Instead, they’ll offer to send you a cashier’s check or money order. But either the check will bounce, or they’ll “realize” that the cashier’s check they sent you—which is a fake—was written out for “too much,” and they’ll ask you to wire-transfer the difference over.
A majority of Craigslist scams operate on the side of the seller. It’s simply much easier for scammers to pose as sellers, take your money or information, and then disappear without ever having made good on their side of the bargain.
Craigslist Rental Scams
One of the biggest Craigslist scams is the Craigslist rental scam.
This happens when you’re looking for a home, apartment, or room to rent and are essentially asked to pay for the security deposit—and possibly several months’ worth of rent—up-front, usually before getting a chance to check out the property.
Most of the time, these are perpetrated by “landlords” that claim to be out of town, usually because a sudden work or life-related circumstance had them leave unexpectedly for an extended period. They’ll ask you to “take good care” of their home and promise to FedEx you a key after you make your payment—and possibly also give out some personal information on a rental agreement form.
Selling Items Still Being Financed
This form of Craigslist fraud is most prevalent in cars, phones, or other expensive items that tend to make their way to the online garage sale.
It may be slightly easier to discover whether a car still has a lien (loan) taken out on it (and you should always ask for a vehicle’s vehicle identification number (VIN) to double-check this information). Still, it can be much trickier with cell phones. Typically, the phone’s original buyer will pay it off over months or years through additional payments added to their phone bill.
And if they stop making those payments, retribution can be swift—and brutal. They can switch off their cell phone service, and your number can get blacklisted just days after a missed payment. And when it comes to cars, the overdue loans are often put in the hands of debt collectors and less-than-friendly repo businesses.
Fake Escrow Accounts
It didn’t take long for scammers to realize that people were rightfully wary of sending money off to strangers from the internet. Another type of popular scam blossomed in the wake of that knowledge—utilizing the escrow, or “third party” account, for payments.
Escrows are essentially middlemen, a neutral business handling the money on behalf of both parties, making them an attractive option for many online sales—especially those on more expensive items like cars. And there are, indeed, many legitimate online escrow businesses out there.
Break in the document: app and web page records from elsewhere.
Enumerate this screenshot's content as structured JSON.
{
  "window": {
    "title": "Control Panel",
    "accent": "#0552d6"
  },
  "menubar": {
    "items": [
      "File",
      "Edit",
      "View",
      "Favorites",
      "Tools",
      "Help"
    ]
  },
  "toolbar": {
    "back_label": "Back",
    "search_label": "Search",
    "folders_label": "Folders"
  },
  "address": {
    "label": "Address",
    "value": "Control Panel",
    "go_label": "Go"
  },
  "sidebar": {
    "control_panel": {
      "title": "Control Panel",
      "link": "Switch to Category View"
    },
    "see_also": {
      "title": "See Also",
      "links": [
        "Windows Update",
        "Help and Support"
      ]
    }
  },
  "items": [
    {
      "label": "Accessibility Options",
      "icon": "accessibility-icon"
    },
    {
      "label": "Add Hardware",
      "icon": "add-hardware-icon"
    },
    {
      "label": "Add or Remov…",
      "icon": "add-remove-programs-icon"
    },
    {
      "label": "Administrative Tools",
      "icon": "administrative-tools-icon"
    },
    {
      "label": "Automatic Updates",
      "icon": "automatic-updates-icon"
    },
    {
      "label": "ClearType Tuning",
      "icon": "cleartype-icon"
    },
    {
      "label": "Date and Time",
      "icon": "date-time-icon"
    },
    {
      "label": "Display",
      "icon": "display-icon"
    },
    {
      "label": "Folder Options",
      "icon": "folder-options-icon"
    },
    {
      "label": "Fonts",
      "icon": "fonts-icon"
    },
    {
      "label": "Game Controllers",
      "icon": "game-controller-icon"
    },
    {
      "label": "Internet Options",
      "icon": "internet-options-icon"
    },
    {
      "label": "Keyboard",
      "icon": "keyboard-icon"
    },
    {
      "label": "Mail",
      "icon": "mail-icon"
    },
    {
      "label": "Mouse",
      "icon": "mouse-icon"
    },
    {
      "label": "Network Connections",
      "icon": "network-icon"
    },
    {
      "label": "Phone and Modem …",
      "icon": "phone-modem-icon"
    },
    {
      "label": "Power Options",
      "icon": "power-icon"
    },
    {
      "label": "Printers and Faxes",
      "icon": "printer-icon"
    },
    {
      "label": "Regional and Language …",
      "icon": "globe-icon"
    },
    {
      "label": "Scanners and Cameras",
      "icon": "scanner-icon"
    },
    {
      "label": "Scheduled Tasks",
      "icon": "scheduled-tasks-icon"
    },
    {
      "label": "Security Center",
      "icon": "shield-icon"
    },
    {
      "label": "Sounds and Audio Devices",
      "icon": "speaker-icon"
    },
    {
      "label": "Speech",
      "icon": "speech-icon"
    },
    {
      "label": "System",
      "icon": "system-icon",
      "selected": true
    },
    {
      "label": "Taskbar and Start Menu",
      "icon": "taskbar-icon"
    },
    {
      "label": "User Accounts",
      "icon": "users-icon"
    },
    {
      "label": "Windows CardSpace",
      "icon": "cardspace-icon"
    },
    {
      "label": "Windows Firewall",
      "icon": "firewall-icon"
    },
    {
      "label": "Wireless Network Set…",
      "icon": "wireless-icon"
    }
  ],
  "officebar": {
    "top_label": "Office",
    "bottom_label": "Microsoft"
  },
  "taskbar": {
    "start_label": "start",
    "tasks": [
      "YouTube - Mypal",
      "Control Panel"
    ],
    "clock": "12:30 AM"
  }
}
But in the scam version of this scenario, the escrow company recommended by the seller is a fraud. These fake escrow sites can either be used to steal money from you directly, steal your personal information, or both.